I sculpted a a neck and top-torso, and gave her some new faerie ears. I really like the way she is evolving. What a sweet expression on her face- hard to believe that she has been burned and hurt so badly!
By the way- don't worry, I am not making a nude doll haha
Wonder what that "thing" that I sculpted her on is? It's a concoction that my dear carpenter husband designed heheheee ... a rolling pin cut in half, and then nailed onto a piece of wood. The nail goes from the bottom of the base and into the rolling pin.
Rather than rolling pins, which are completely round, traditional sculpting stands have flat bottoms. Only the top is round (like a tunnel). I like my way better because it really enables me to sculpt the boobs in the right shape. They kind of "scoop" under the bottom curve. If I were making a man, or a flat-chested figure, I would want the standard sculpting stand. By the way, because of the size of the rolling pin, this method is suitable for dolls 18-20 or so inches.
***Note: be sure to place some sort of wire mesh on the rolling pin before laying down the clay. Otherwise it may crack. Sort of like they do to patch a hole in the wall with plaster.

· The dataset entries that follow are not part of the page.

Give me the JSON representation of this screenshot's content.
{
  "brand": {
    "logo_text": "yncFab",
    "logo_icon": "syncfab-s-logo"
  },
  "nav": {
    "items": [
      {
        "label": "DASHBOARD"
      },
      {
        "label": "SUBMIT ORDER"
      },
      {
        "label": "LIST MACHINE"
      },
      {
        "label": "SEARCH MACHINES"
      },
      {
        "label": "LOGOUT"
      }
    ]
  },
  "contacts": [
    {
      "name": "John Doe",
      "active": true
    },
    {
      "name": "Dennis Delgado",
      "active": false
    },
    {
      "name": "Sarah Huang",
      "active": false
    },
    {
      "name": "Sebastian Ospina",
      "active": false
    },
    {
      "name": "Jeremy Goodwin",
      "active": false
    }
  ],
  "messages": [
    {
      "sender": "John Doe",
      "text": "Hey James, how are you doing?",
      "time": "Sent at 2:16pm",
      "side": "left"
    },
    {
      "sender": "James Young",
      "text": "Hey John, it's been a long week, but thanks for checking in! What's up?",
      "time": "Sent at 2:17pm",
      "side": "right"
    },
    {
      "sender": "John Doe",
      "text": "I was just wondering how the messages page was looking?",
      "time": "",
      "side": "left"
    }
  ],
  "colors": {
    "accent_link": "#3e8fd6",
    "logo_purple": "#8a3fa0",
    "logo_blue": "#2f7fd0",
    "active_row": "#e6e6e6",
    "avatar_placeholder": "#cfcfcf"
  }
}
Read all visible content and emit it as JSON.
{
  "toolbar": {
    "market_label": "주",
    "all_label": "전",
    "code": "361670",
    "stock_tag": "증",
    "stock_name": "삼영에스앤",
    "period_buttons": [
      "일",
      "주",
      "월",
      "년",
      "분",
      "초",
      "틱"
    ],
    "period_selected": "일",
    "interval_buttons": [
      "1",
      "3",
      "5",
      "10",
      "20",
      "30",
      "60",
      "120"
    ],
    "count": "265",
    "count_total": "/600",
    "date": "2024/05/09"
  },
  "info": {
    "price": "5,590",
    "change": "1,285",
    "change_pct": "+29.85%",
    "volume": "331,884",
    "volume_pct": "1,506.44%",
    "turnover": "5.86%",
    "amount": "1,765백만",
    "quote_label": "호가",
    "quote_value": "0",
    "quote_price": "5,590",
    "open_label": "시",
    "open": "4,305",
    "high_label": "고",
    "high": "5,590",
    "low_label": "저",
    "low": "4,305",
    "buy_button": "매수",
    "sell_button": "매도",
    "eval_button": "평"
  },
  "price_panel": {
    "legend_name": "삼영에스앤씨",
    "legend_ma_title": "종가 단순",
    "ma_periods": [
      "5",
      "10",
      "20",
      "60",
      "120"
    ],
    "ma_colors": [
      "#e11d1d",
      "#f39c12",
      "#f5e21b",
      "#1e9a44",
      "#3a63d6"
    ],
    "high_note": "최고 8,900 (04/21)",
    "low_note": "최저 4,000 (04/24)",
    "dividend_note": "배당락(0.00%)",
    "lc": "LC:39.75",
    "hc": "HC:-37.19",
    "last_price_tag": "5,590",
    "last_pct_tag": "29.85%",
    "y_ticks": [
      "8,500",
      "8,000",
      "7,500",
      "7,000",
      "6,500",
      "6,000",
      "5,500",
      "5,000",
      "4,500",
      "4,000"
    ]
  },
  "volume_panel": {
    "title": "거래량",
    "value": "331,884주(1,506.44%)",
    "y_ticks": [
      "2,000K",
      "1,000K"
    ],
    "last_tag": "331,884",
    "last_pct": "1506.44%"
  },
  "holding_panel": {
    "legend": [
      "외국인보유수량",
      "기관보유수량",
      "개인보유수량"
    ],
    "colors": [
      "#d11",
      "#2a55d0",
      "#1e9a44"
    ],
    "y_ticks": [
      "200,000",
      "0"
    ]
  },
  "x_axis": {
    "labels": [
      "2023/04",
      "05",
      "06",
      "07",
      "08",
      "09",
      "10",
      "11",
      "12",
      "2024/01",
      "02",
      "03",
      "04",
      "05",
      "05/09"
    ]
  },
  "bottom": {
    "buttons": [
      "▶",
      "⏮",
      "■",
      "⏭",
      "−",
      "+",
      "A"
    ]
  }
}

I just thought of this idea and it's the first time I've tried it. Next time, I'll have my husband add another feature to the design to make it perfectly functional: two thin knitting needles coming up through the rolling pin. This will allow me to build the head on the stand first, and then the neck and so on. I'll just make my ball of foil, and pierce it with the knitting needles to about the center of the ball. Then, I'll go ahead and sculpt the head, then the torso etc- all together. The knitting needles are very smooth, which will make it easy to remove the sculpture. If I do this on nails, which I have heard of people doing, I might damage the neck when I remove the entire sculpture after curing.
I can put the entire thing right into the oven and the wood will not burn. No need to make the head in stages. I find that very difficult because the clay is malleable and I inevitably end up smearing and smudging my work accidentally when I work on the other side... Also, I won't have to fire the head and torso separately.
Which reminds me- With the "turny things" on the sides of the rolling pin (the thing inside that makes it roll) my husband will make me a round, flat carousel about the size of a dish. In this way, I can also turn my sculpture around and around, very easily. Gotta love it!
I think I should patent this idea! hehehe Just kidding, please do try it if it sounds like something that will work for you. Just let me know so I can feel good hehehe If you like my idea, please leave me a comment! I'd love to hear what you have to say.
Ok now I'm going back to playing dolls- who should this faerie be?
I think I'll use white Tibetan Lambswool on her...Today I'll get started on her body. I'll make it from cloth, with a wire armature. I'm still thinking about who this doll wants to be, how to pose her..... Suggestions, anyone?